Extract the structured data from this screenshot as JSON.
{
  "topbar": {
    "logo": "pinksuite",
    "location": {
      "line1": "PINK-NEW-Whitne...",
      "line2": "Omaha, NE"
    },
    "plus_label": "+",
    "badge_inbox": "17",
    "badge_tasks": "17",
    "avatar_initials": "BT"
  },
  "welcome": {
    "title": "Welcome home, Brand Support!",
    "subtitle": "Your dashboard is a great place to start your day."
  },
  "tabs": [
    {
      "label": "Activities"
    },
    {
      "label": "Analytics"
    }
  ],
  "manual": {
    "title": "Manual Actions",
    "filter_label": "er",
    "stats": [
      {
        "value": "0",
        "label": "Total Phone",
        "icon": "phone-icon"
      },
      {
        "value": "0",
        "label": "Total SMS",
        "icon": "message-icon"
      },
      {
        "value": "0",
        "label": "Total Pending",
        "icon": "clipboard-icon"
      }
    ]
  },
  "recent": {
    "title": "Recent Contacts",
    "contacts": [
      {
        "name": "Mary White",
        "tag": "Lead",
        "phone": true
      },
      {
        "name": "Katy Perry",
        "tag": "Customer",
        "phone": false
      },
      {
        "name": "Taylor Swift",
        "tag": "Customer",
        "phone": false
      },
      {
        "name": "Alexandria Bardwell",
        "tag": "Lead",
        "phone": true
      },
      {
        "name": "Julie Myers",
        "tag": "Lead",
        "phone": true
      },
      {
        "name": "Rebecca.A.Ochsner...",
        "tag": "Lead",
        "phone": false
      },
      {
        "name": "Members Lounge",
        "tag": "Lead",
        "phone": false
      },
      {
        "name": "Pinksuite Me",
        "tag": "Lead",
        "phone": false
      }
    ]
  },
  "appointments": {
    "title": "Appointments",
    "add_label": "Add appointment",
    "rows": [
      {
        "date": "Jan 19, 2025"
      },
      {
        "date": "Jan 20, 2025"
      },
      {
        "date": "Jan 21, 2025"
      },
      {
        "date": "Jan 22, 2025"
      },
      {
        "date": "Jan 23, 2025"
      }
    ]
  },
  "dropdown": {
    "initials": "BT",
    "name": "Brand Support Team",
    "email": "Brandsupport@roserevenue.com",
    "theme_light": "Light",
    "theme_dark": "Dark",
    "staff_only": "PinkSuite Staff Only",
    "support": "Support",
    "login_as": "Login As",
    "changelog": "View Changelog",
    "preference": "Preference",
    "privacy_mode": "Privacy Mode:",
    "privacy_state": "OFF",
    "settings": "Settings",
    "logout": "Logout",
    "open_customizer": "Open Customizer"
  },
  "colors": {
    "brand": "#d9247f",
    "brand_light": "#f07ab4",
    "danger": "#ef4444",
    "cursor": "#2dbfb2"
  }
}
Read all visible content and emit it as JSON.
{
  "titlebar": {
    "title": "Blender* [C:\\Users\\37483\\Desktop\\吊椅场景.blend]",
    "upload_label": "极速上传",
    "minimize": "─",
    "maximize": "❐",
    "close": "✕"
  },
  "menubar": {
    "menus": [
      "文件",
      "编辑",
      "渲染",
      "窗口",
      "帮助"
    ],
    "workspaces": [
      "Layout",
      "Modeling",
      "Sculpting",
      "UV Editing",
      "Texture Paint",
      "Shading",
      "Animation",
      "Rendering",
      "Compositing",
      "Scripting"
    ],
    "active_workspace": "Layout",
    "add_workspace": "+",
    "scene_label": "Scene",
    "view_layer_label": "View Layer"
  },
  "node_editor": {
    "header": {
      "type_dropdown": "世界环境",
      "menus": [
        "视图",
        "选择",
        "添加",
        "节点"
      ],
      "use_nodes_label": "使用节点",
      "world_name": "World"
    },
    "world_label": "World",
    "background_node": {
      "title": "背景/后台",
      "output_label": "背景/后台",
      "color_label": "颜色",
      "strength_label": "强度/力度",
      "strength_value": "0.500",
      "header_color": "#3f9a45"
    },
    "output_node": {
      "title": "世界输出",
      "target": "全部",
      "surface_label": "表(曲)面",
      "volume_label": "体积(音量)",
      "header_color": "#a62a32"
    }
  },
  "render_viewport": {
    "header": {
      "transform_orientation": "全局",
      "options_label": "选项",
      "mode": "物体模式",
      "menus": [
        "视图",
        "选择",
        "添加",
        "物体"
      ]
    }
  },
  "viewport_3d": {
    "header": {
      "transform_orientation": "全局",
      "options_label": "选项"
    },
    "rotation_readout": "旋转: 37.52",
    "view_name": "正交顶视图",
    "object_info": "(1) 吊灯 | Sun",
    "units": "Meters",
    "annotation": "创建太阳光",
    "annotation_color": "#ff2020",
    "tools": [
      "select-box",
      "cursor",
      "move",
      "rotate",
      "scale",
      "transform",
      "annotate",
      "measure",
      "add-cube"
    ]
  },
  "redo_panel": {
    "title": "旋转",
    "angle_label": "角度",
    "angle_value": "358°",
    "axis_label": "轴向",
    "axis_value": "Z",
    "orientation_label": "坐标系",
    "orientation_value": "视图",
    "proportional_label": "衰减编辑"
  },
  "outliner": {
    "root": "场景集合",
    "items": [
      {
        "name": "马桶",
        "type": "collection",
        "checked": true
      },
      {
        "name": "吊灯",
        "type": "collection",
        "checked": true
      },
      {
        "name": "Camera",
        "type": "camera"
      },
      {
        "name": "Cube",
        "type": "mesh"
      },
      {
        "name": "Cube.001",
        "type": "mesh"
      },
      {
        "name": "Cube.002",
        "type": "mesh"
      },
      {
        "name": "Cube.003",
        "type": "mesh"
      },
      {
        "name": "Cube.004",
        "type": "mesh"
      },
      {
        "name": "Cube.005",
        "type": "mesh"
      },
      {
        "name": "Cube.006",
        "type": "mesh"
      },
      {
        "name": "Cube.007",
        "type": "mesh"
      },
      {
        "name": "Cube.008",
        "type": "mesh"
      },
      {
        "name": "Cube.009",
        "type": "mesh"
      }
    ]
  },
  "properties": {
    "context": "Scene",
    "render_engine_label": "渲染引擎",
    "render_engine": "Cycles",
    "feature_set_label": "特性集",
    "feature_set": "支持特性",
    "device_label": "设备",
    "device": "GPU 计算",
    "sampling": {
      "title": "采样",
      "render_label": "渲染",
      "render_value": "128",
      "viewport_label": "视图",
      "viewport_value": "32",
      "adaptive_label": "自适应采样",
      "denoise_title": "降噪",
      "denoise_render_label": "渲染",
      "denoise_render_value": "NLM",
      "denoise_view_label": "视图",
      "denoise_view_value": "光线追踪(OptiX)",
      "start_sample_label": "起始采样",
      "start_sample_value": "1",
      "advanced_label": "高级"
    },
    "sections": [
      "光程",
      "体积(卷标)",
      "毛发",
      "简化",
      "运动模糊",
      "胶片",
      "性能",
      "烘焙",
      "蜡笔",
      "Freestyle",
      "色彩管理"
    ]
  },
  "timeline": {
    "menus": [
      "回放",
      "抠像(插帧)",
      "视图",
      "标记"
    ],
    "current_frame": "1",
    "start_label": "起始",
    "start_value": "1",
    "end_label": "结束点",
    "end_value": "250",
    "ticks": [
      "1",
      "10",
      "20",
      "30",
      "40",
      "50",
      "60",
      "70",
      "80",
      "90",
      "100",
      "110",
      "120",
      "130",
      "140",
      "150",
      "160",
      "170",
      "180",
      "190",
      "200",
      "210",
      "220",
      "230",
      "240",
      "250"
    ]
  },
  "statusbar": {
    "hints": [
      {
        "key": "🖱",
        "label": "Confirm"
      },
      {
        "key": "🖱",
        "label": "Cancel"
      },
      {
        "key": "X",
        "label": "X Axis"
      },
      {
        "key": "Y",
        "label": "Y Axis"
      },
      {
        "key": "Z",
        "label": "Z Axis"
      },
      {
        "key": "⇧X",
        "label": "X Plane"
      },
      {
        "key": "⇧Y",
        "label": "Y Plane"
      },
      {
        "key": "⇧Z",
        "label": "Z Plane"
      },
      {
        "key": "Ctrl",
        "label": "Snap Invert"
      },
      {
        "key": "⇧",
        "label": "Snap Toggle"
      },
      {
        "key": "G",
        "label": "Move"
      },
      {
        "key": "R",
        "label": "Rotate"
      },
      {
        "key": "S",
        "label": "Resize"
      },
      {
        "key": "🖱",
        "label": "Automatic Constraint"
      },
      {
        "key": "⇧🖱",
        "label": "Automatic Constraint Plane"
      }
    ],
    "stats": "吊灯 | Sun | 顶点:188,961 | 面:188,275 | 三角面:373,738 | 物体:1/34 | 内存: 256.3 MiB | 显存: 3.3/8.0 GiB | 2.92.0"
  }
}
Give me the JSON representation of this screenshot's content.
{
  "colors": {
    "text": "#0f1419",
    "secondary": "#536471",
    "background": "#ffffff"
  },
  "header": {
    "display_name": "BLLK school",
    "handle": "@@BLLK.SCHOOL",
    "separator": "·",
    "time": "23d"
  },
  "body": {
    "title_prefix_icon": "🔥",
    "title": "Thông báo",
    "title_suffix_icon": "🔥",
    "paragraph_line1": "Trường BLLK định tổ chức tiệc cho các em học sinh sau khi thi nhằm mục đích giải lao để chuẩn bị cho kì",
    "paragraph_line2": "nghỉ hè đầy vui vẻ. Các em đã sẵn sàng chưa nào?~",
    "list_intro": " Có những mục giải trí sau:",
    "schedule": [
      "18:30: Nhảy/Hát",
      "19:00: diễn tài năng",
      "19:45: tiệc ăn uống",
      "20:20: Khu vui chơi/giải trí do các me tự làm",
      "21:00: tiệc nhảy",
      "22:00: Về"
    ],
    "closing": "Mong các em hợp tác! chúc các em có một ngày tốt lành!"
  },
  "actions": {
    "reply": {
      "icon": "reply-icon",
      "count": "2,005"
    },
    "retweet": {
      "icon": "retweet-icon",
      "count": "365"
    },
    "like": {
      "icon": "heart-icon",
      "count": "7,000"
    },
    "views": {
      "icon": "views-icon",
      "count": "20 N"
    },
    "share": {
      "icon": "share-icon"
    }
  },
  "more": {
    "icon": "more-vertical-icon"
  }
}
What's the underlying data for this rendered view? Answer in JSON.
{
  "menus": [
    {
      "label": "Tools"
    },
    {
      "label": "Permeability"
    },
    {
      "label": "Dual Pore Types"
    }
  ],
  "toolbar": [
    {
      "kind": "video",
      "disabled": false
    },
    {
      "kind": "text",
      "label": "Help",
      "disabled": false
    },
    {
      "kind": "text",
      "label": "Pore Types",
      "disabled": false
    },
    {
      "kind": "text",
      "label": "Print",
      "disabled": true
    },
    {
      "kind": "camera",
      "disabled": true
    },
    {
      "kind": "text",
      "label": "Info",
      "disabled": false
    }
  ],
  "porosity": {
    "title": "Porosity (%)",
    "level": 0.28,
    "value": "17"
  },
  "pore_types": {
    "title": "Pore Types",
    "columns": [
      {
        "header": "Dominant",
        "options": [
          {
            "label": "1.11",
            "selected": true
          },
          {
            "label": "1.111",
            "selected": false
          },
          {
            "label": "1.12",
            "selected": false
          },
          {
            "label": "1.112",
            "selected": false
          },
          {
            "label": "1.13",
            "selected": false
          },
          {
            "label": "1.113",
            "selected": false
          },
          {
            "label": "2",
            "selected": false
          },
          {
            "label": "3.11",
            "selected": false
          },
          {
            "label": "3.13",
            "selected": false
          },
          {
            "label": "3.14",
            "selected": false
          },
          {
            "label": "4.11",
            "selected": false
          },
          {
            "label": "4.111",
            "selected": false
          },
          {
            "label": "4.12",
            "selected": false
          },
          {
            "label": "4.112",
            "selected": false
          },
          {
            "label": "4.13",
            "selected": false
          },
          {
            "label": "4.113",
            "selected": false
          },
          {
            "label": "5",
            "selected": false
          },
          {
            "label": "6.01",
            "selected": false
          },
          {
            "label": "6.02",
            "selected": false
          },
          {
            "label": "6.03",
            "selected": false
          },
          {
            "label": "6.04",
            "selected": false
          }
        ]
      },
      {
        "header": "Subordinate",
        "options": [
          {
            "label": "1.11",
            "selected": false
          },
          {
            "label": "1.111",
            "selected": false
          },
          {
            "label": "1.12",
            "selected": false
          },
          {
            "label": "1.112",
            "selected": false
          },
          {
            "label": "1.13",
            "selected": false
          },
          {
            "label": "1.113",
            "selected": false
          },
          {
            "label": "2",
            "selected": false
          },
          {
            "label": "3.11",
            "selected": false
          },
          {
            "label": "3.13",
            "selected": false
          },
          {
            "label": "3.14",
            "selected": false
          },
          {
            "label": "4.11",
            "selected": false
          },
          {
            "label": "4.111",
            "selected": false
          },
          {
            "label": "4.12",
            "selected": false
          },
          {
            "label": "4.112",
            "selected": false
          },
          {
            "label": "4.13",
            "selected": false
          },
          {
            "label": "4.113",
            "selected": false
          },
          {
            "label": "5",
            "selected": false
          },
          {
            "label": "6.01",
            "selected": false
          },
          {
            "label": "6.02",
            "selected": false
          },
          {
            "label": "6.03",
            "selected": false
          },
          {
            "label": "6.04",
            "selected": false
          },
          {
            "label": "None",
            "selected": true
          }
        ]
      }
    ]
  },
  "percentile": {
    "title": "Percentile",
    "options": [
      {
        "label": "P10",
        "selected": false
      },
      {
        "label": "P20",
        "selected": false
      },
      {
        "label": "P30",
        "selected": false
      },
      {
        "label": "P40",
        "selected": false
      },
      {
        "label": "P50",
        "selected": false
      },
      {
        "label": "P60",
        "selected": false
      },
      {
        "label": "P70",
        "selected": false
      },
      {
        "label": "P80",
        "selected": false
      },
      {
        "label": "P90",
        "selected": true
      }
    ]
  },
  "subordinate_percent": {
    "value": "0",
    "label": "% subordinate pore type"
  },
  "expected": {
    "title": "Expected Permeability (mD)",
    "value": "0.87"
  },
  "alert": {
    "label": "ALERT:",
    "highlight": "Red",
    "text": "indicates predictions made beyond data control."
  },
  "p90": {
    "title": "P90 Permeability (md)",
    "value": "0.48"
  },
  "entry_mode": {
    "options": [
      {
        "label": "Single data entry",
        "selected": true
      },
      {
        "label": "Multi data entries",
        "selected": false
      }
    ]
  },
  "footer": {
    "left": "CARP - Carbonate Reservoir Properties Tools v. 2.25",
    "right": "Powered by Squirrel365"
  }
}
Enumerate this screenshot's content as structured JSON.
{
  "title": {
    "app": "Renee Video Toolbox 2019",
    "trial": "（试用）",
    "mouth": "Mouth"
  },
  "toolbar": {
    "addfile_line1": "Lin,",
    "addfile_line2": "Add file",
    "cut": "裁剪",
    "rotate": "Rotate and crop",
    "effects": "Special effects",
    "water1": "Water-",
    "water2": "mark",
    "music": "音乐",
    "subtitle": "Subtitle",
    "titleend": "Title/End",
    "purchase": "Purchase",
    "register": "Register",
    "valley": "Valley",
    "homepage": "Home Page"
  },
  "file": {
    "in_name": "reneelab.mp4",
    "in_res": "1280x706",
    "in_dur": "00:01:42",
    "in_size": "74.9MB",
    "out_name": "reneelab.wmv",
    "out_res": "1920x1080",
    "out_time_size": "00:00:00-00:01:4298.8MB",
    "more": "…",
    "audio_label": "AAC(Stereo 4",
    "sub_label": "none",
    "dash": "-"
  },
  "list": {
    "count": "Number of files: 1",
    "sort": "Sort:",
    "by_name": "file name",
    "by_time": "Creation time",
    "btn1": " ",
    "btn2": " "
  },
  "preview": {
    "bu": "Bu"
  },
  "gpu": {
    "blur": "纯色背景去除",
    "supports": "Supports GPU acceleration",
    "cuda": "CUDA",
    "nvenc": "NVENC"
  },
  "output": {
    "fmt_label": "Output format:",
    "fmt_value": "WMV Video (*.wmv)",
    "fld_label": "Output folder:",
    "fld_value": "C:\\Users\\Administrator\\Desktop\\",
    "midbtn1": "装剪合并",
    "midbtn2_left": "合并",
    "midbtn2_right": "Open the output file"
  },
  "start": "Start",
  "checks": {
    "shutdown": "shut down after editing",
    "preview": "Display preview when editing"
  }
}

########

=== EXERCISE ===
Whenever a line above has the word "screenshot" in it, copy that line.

=== ANSWER FOR THE TASK ===
Extract the structured data from this screenshot as JSON.
Give me the JSON representation of this screenshot's content.
Enumerate this screenshot's content as structured JSON.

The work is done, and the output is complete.